Placeholder Image

Subtitles section Play video

  • For the first time, scientists were able to directly measure winds in Jupiter's stratosphere.

  • The results were astonishing and reveal what a beast the largest planet in our solar system really is.

  • Jupiter is the oldest planet in our solar system, so by learning more about the planet and its weather,

  • we can better understand the early history of our solar system.

  • So then, why are we looking at Jupiter's winds?

  • Well, each planet has its own unique conditions we can learn from, like a natural laboratory with its ownexperiments”.

  • And as for Jupiter, it's known to be home to some of the stormiest systems.

  • In the lower atmosphere, scientists track Jupiter's winds using the swirling red and white clouds of gas.

  • Higher in the planet's upper atmosphere are strong winds that create vibrant auroras at its poles.

  • And then there's the region between these two layers, the stratosphere.

  • Up until now, we've known little about what's going on in there.

  • Well, researchers had no way to directly measure these winds, since cloud-tracking technologies become useless when there's no clouds.

  • That is, unless there's something else they could measure.

  • Nearly three decades ago, a comet named Shoemaker-Levy 9 collided with Jupiter, creating completely new molecules in its stratosphere.

  • Some of these particles continue to fly in the planet's winds to this very day.

  • Now, a team of astronomers was able to track one of these molecules, hydrogen cyanide,

  • using the high-precision antennas of the Atacama Large Millimeter/Submillimeter Array, or ALMA.

  • When these molecules move in the winds of Jupiter's stratosphere, the frequency of their radiation slightly changes.

  • This is called the Doppler effect, the change in a wave's frequency depending on if the molecule is moving closer to, or farther away from the observer.

  • Just like how you can determine the speed of a passing fire truck by the change in its sirens frequency,

  • the Doppler effect lets scientists measure tiny changes in the frequency of radiation emitted by the molecules.

  • In just under 30 minutes of observation, scientists were able to

  • directly measure the speed of the stratospheric "jets" on Jupiter's poles and equator.

  • Just like the jet streams on Earth, “jetsare the narrow bands of wind in the atmosphere.

  • And the measurements from the stratosphere were completely unexpected.

  • According to past research, upper-atmospheric winds at Jupiter's poles would likely slow down and completely disappear before getting to the stratosphere.

  • But these results indicate that not only do these winds exist, but they're also super strong.

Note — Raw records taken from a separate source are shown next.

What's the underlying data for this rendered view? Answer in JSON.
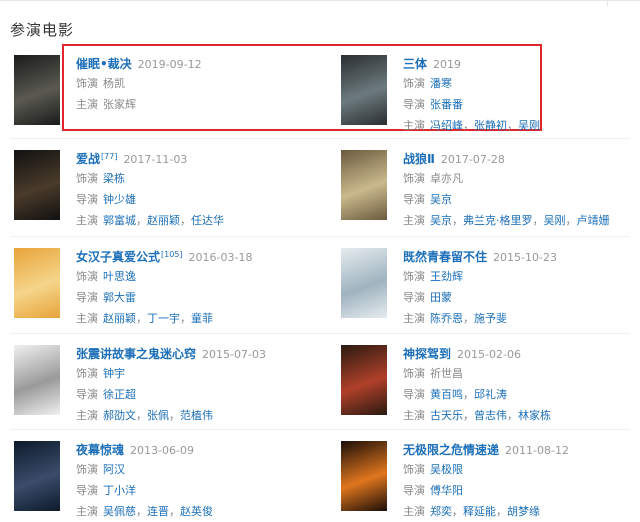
{
  "section": {
    "title": "参演电影"
  },
  "movies": [
    {
      "title": "催眠•裁决",
      "sup": "",
      "date": "2019-09-12",
      "rows": [
        {
          "label": "饰演",
          "values": [
            "杨凯"
          ],
          "linked": false
        },
        {
          "label": "主演",
          "values": [
            "张家辉"
          ],
          "linked": false
        }
      ],
      "poster_colors": [
        "#1a1a1a",
        "#5a5a52"
      ]
    },
    {
      "title": "三体",
      "sup": "",
      "date": "2019",
      "rows": [
        {
          "label": "饰演",
          "values": [
            "潘寒"
          ],
          "linked": true
        },
        {
          "label": "导演",
          "values": [
            "张番番"
          ],
          "linked": true
        },
        {
          "label": "主演",
          "values": [
            "冯绍峰",
            "张静初",
            "吴刚"
          ],
          "linked": true
        }
      ],
      "poster_colors": [
        "#2a2e30",
        "#6c7a7e"
      ]
    },
    {
      "title": "爱战",
      "sup": "[77]",
      "date": "2017-11-03",
      "rows": [
        {
          "label": "饰演",
          "values": [
            "梁栋"
          ],
          "linked": true
        },
        {
          "label": "导演",
          "values": [
            "钟少雄"
          ],
          "linked": true
        },
        {
          "label": "主演",
          "values": [
            "郭富城",
            "赵丽颖",
            "任达华"
          ],
          "linked": true
        }
      ],
      "poster_colors": [
        "#111111",
        "#4a3b2a"
      ]
    },
    {
      "title": "战狼Ⅱ",
      "sup": "",
      "date": "2017-07-28",
      "rows": [
        {
          "label": "饰演",
          "values": [
            "卓亦凡"
          ],
          "linked": false
        },
        {
          "label": "导演",
          "values": [
            "吴京"
          ],
          "linked": true
        },
        {
          "label": "主演",
          "values": [
            "吴京",
            "弗兰克·格里罗",
            "吴刚",
            "卢靖姗"
          ],
          "linked": true
        }
      ],
      "poster_colors": [
        "#6b5a3e",
        "#c9b98c"
      ]
    },
    {
      "title": "女汉子真爱公式",
      "sup": "[105]",
      "date": "2016-03-18",
      "rows": [
        {
          "label": "饰演",
          "values": [
            "叶思逸"
          ],
          "linked": true
        },
        {
          "label": "导演",
          "values": [
            "郭大雷"
          ],
          "linked": true
        },
        {
          "label": "主演",
          "values": [
            "赵丽颖",
            "丁一宇",
            "童菲"
          ],
          "linked": true
        }
      ],
      "poster_colors": [
        "#e8a33a",
        "#f5d58a"
      ]
    },
    {
      "title": "既然青春留不住",
      "sup": "",
      "date": "2015-10-23",
      "rows": [
        {
          "label": "饰演",
          "values": [
            "王劲辉"
          ],
          "linked": true
        },
        {
          "label": "导演",
          "values": [
            "田蒙"
          ],
          "linked": true
        },
        {
          "label": "主演",
          "values": [
            "陈乔恩",
            "施予斐"
          ],
          "linked": true
        }
      ],
      "poster_colors": [
        "#e6ecef",
        "#9fb3bf"
      ]
    },
    {
      "title": "张震讲故事之鬼迷心窍",
      "sup": "",
      "date": "2015-07-03",
      "rows": [
        {
          "label": "饰演",
          "values": [
            "钟宇"
          ],
          "linked": true
        },
        {
          "label": "导演",
          "values": [
            "徐正超"
          ],
          "linked": true
        },
        {
          "label": "主演",
          "values": [
            "郝劭文",
            "张佩",
            "范植伟"
          ],
          "linked": true
        }
      ],
      "poster_colors": [
        "#f0f0f0",
        "#9a9a9a"
      ]
    },
    {
      "title": "神探驾到",
      "sup": "",
      "date": "2015-02-06",
      "rows": [
        {
          "label": "饰演",
          "values": [
            "祈世昌"
          ],
          "linked": false
        },
        {
          "label": "导演",
          "values": [
            "黄百鸣",
            "邱礼涛"
          ],
          "linked": true
        },
        {
          "label": "主演",
          "values": [
            "古天乐",
            "曾志伟",
            "林家栋"
          ],
          "linked": true
        }
      ],
      "poster_colors": [
        "#2a1a10",
        "#b0402a"
      ]
    },
    {
      "title": "夜幕惊魂",
      "sup": "",
      "date": "2013-06-09",
      "rows": [
        {
          "label": "饰演",
          "values": [
            "阿汉"
          ],
          "linked": true
        },
        {
          "label": "导演",
          "values": [
            "丁小洋"
          ],
          "linked": true
        },
        {
          "label": "主演",
          "values": [
            "吴佩慈",
            "连晋",
            "赵英俊"
          ],
          "linked": true
        }
      ],
      "poster_colors": [
        "#0c1a2a",
        "#3a4c6a"
      ]
    },
    {
      "title": "无极限之危情速递",
      "sup": "",
      "date": "2011-08-12",
      "rows": [
        {
          "label": "饰演",
          "values": [
            "吴极限"
          ],
          "linked": true
        },
        {
          "label": "导演",
          "values": [
            "傅华阳"
          ],
          "linked": true
        },
        {
          "label": "主演",
          "values": [
            "郑奕",
            "释延能",
            "胡梦缘"
          ],
          "linked": true
        }
      ],
      "poster_colors": [
        "#1a0e08",
        "#e0761e"
      ]
    }
  ],
  "colors": {
    "link": "#1c6fb8",
    "highlight": "#e0262d"
  }
}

  • Scientists found jets with speeds of up to 400 meters per second.

  • This is more than twice the maximum speeds in Jupiter's biggest storm, the Great Red Spot

  • and is more than three times as fast as Earth's most powerful tornadoes.

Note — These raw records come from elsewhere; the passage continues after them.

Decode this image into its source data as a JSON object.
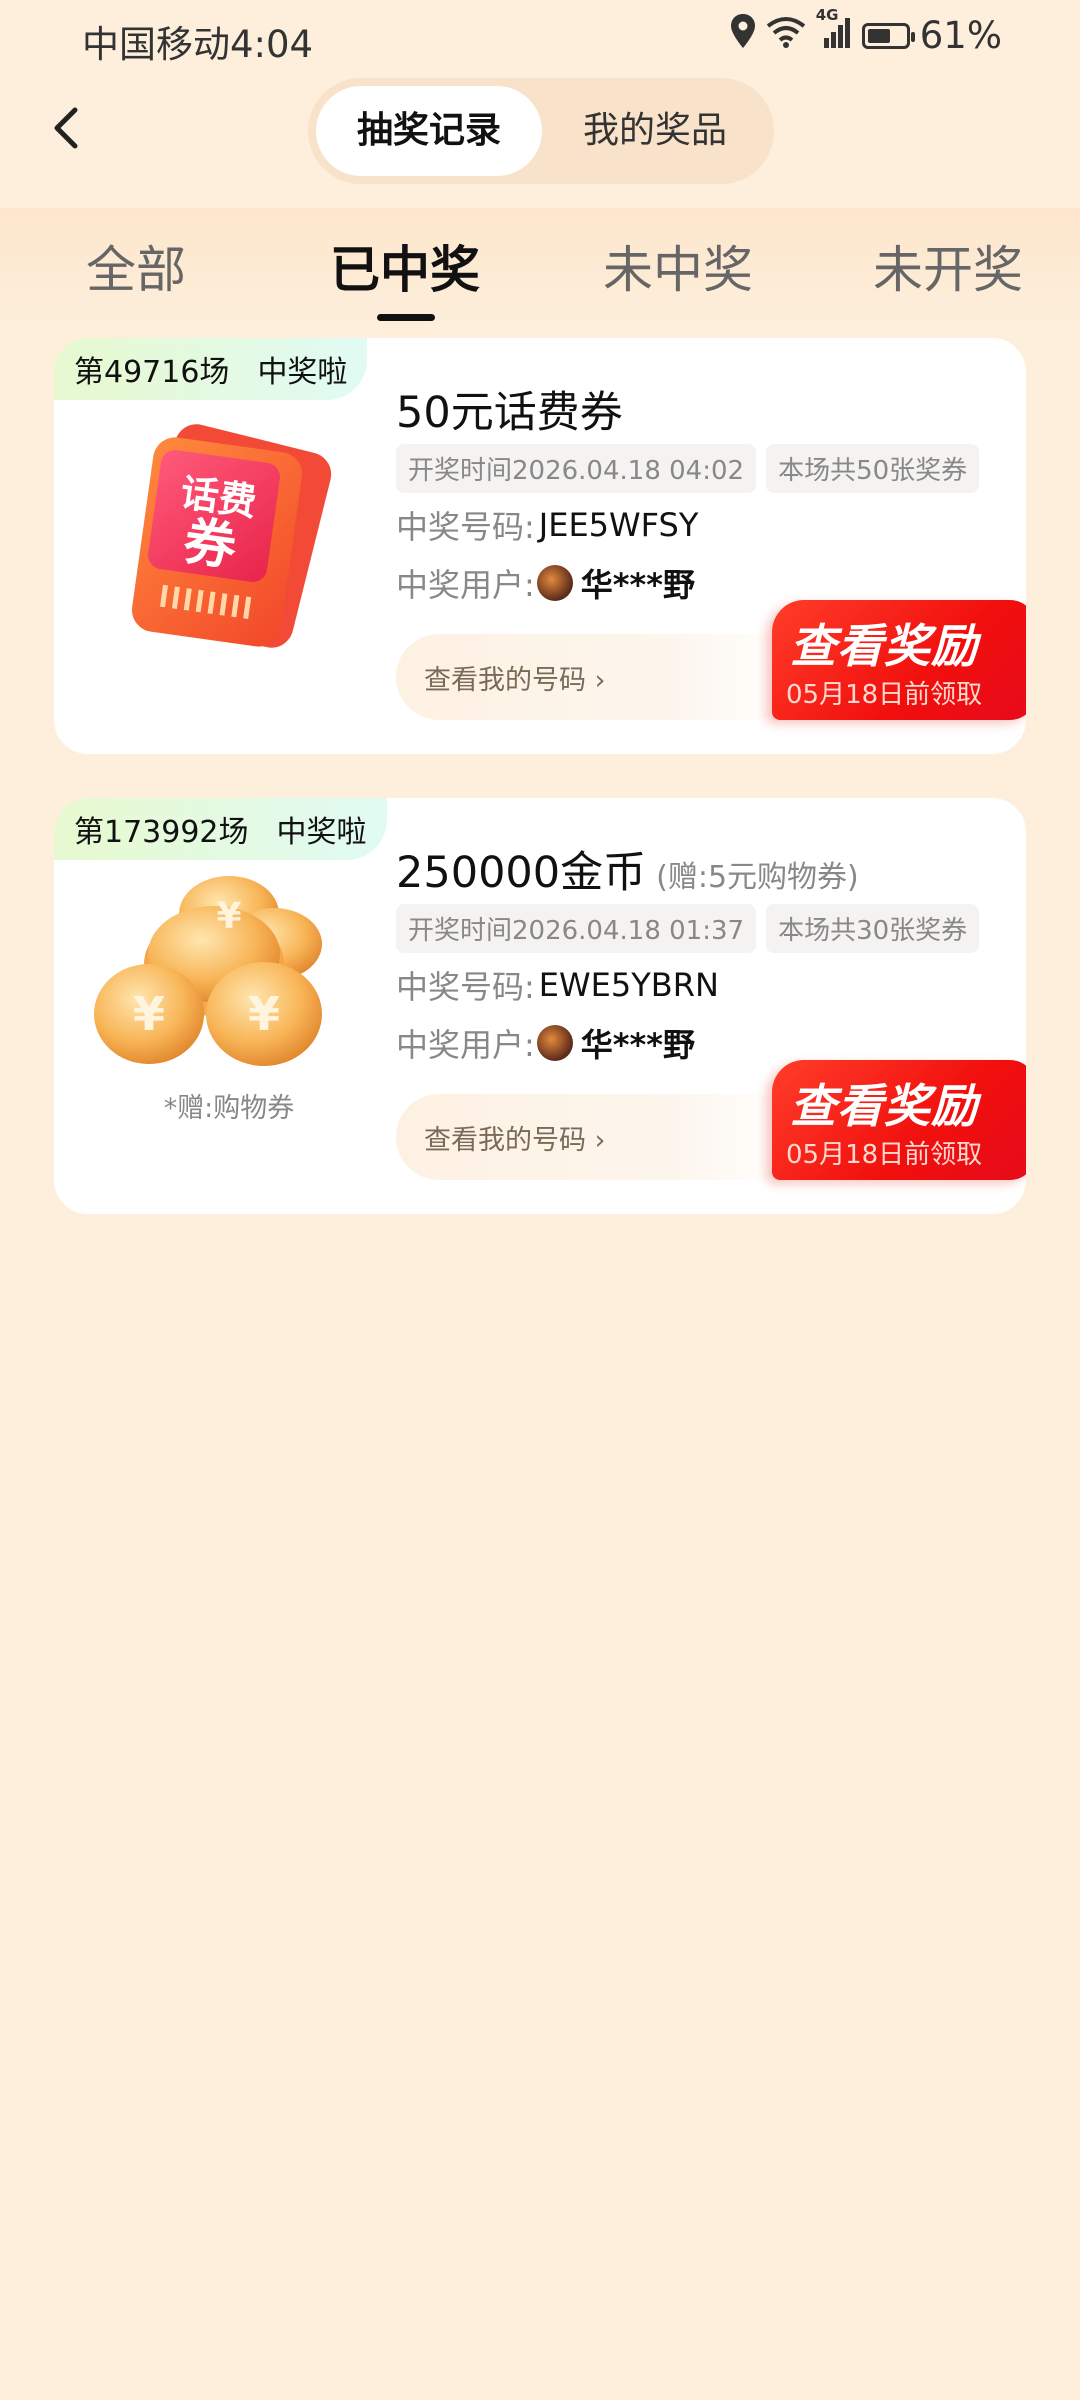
{
  "status_bar": {
    "carrier_time": "中国移动4:04",
    "network": "4G",
    "battery_percent": "61%",
    "battery_level": 0.61,
    "icons": [
      "location-icon",
      "wifi-icon",
      "signal-icon",
      "battery-icon"
    ]
  },
  "header": {
    "back_icon": "chevron-left-icon",
    "segments": [
      "抽奖记录",
      "我的奖品"
    ],
    "active_segment": "抽奖记录"
  },
  "tabs": {
    "items": [
      "全部",
      "已中奖",
      "未中奖",
      "未开奖"
    ],
    "active": "已中奖"
  },
  "records": [
    {
      "round": "第49716场",
      "status": "中奖啦",
      "image_icon": "phone-bill-coupon-icon",
      "image_text": [
        "话费",
        "券"
      ],
      "prize": "50元话费券",
      "prize_extra": "",
      "image_note": "",
      "draw_time": "开奖时间2026.04.18 04:02",
      "coupon_count": "本场共50张奖券",
      "win_code_label": "中奖号码:",
      "win_code": "JEE5WFSY",
      "winner_label": "中奖用户:",
      "winner": "华***野",
      "my_numbers_link": "查看我的号码 ›",
      "reward_button": "查看奖励",
      "deadline": "05月18日前领取"
    },
    {
      "round": "第173992场",
      "status": "中奖啦",
      "image_icon": "gold-coins-icon",
      "image_text": [],
      "prize": "250000金币",
      "prize_extra": "(赠:5元购物券)",
      "image_note": "*赠:购物券",
      "draw_time": "开奖时间2026.04.18 01:37",
      "coupon_count": "本场共30张奖券",
      "win_code_label": "中奖号码:",
      "win_code": "EWE5YBRN",
      "winner_label": "中奖用户:",
      "winner": "华***野",
      "my_numbers_link": "查看我的号码 ›",
      "reward_button": "查看奖励",
      "deadline": "05月18日前领取"
    }
  ]
}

  • These wind patterns at Jupiter's poles could act as a massive vortex, one that's four times the diameter of Earth, and 900 kilometers tall!

  • That makes this vortex one of the most uniquely powerful weather phenomena in our entire solar system.

  • And soon, we'll be getting even juicier results, from the European Space Agency's mission JUpiter ICy moons Explorer or JUICE.

  • It launches in 2022, but won't reach Jupiter until seven years later in 2029.

  • JUICE will further investigate Jupiter's weather, from the tops of its clouds down to its thermosphere.

  • The mission will also explore three of Jupiter's moons, Ganymede, Callisto, and Europa,

  • where evidence suggests there are large bodies of liquid water underneath their icy surfaces.

  • Although it'll be awhile before JUICE reaches Jupiter or its moons,

  • it'll be worth the wait to discover more about the oldest and largest planet of our Solar System.

  • Hey there, I'm Niba, a plant geneticist turned science content creator.

  • I'm excited to explore all things science, especially talking biology and environmental technologies, with you here on Seeker.

  • To learn more about JUICE's mission, check out this Countdown to Launch episode.

  • If there's any other planetary discovery that you'd like to see us cover, let us know in the comments below.

  • Thanks for watching and I'll see you next time.

For the first time, scientists were able to directly measure winds in Jupiter's stratosphere.

Subtitles and vocabulary

Operation of videos Adjust the video here to display the subtitles

B1 jupiter stratosphere solar system planet solar measure

Jupiter’s Polar Winds Create a Vortex Way Bigger Than Earth Itself

  • 5 0
    Summer posted on 2021/07/23
Video vocabulary